I'll be back with a few last posts before the end of the year, tying up a few loose ends as it were.

Until then, I want to thank you for travelling with me to here. You are a big part of the reason why I still proudly call myself a writer... something that was a tiny, tentative whisper when I started blogging five years ago.

Grateful for you,
Kat x

Tuesday, December 22, 2015

Reverb15 the day after

Hard to believe... but our 21 days of Reverb are over for another year!

It's been such a beautiful experience. Dare I say a gentle one? For me, there was something about this year's prompts -- particularly the amazing guest contributions -- that invited a quiet introspection and this felt very welcome.

A small number of committed bloggers showed up Every. Single. Day. They responded to every post, submitted their URLs in the daily linky, then visited other bloggers to leave heartfelt messages of support. You know who you are, my friends, and I can hardly begin to describe my gratitude for your generosity of spirit.

A huge shout-out to our magnificent guest bloggers: Kathleen Jowitt, Cindy Mearns, Jennifer Williams-Fields, Alana Lawson, Julia Inglis, Lisa Sadikman, Deborah Weber and C Streetlights. Gals, I am forever in your debt! THANK YOU for your beautiful words and indelible images. And for giving us a new way of seeing the things that truly matter.

A special thanks to Alana for letting me inhabit the Wolf and Word Facebook page for the past three weeks! It felt good to try something new and I was so lucky to have such a capable and reassuring hand to hold.

And thank you to Camille Condon for her time and talent: I love the Reverb banner and blog button today as much as I did three years ago!

Friends, I hope you are nourished, fortified and sustained by everything you discovered during your Reverb15 journey. May 2016 be your most (extra)ordinary year yet!

Much love,
Kat x

P.S. It's become a bit of a tradition for me to pass on some resources for those of you who feel motivated to take your manifesting to the next level.
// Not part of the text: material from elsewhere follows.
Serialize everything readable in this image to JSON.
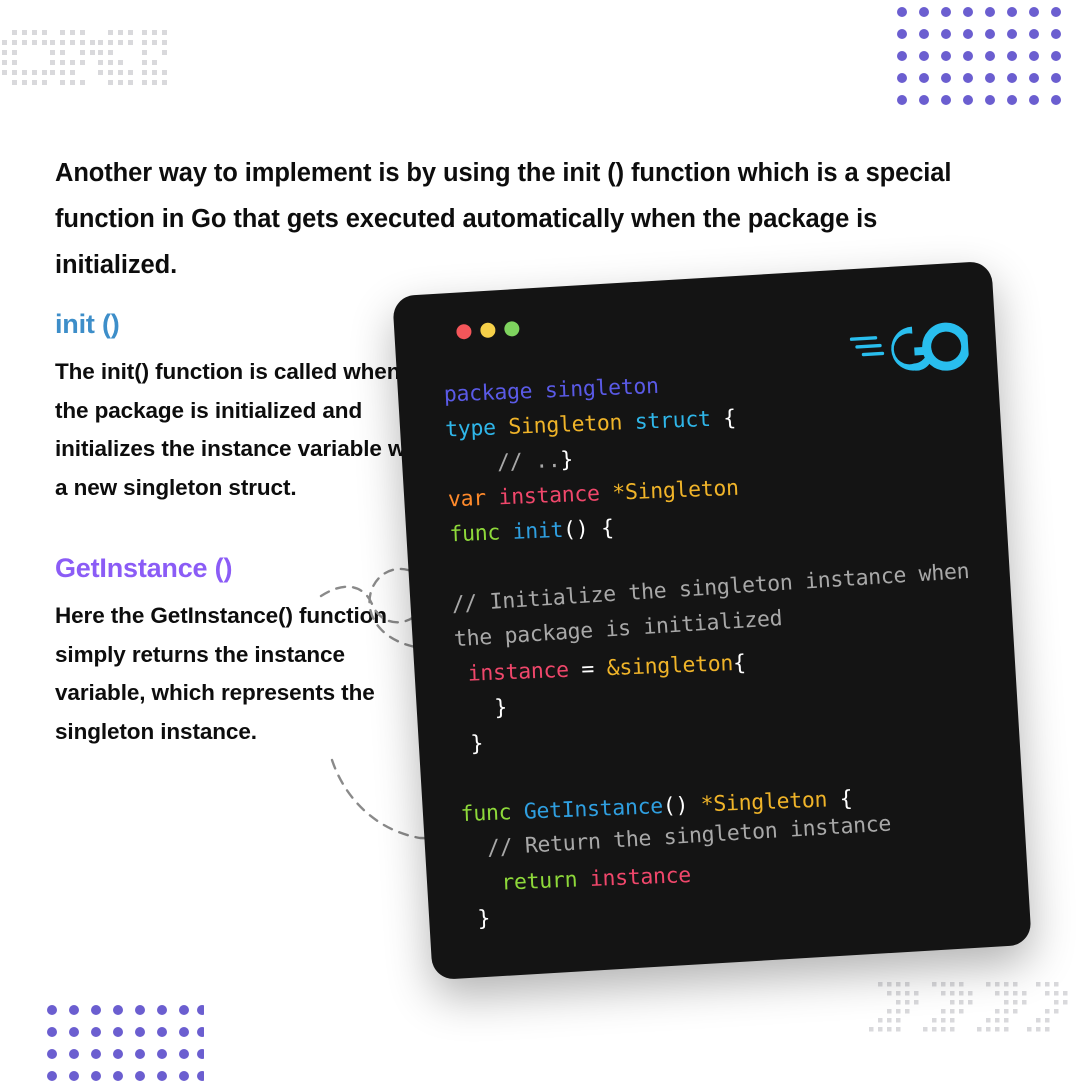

This year, I will just mention the ones I am using myself. They are:

* Susannah Conway's wonderful Unravelling the Year Ahead workbook and planner (I am going to do mine on New Year's Eve!). This is an amazing resource and it is absolutely free.

* Moorea Seal's The 52 Lists Project: A Year of Weekly Journalling Inspiration. I love how quick and deceptively simple this project is! The book is absolutely stunning too.

* Sarah Ban Breathnach's Simple Abundance: A Daybook of Comfort and Joy. An oldie but a goodie! A delicious little morsel to savour before sleep each evening.

* Amy Palko's annual Goddess Reading. I am so excited to receive a reading for the third year running. My travelling companions (Bast in 2014 and Artemis in 2015) led me to some seriously extraordinary places!

P.P.S. I’m not an affiliate for any of these i.e. I don’t receive any sort of commission for endorsement, I’m just keen to share the love. (Just saying.)

P.P.P.S. If you have a spare moment between now and Christmas, do stop by again and say hi! I have a bit of an announcement that will... er... change things quite a bit, actually...

Monday, December 21, 2015

Reverb15 Day 21: your 2016 manifesto

Your last challenge for Reverb15 is to write your manifesto for 2016. 

If you’re not sure where to start, I'd highly recommend checking out Alexandrea Franzen's 5 ways to write a blow-your-mind manifesto!

For bonus points, make it into a work of art.

If you're still stuck you could always follow the model of the past two Reverbs i.e. complete the following sentences as fast and furious as you can:

In 2016, I am open to...
In 2016, I want to feel...
In 2016, I will say no to...
In 2016, I will know I am on the right track when… But when I find myself veering off course, I will gently but firmly…
In December 2016, I want to look back and say...

I'll be back tomorrow with a few last messages but, in the meantime, please accept my heartfelt thanks for showing up and giving your all to this journey. It truly means the world! x

You are warmly invited to share your response in the linky below. Be sure to check out the other amazing responses while you're there! (Trust me, this is how the magic happens.)

This prompt is part of the Reverb15 reflective writing challenge. You are welcome to dive in at any time! If you’re catching up, you can check out all prompts so far in the Reverb archive.